Every thing declared it; his own attentions, his father's hints, his motherinlaw's guarded silence; it was all in unison; words, conduct, discretion, and indiscretion, told the same story.
Know, that in the course of your future life you will often find yourself elected the involuntary confidant of your acquaintances' secrets: people will instinctively find out, as I have done, that it is not your forte to tell of yourself, but to listen while others talk of themselves; they will feel, too, that you listen with no malevolent scorn of their indiscretion, but with a kind of innate sympathy; not the less comforting and encouraging because it is very unobtrusive in its manifestations.
Catherine and Isabella were sitting in the library, on hostile terms, but silent: the latter alarmed at her recent indiscretion, and the disclosure she had made of her secret feelings in a transient fit of passion; the former, on mature consideration, really offended with her companion; and, if she laughed again at her pertness, inclined to make it no laughing matter to her.
He quite failed to see that the indiscretion of his conduct was exceeding all bounds.
The subjects of foreign powers might suffer from the same cause, and hence the Union be discredited and embroiled by the indiscretion of a single member.
I say nothing of the possible danger if a Woman should ever surreptitiously learn to read and convey to her Sex the result of her perusal of a single popular volume; nor of the possibility that the indiscretion or disobedience of some infant Male might reveal to a Mother the secrets of the logical dialect.

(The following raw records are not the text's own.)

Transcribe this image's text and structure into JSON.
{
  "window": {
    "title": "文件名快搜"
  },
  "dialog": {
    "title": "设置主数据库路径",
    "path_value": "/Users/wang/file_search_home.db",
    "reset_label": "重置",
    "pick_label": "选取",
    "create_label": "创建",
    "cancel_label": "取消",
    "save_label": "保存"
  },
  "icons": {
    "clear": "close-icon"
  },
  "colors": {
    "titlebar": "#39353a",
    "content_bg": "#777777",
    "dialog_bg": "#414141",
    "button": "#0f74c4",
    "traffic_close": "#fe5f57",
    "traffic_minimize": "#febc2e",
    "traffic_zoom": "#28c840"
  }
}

He resolved, then, to defend the door bravely; and as, betrayed by the mistress of the inn, he could not say that Aramis was absent, he endeavored to prove to the newcomer that it would be the height of indiscretion to disturb his master in his pious conference, which had commenced with the morning and would not, as Bazin said, terminate before night.
Now, excuse the indiscretion, marquis, but have you any landed property?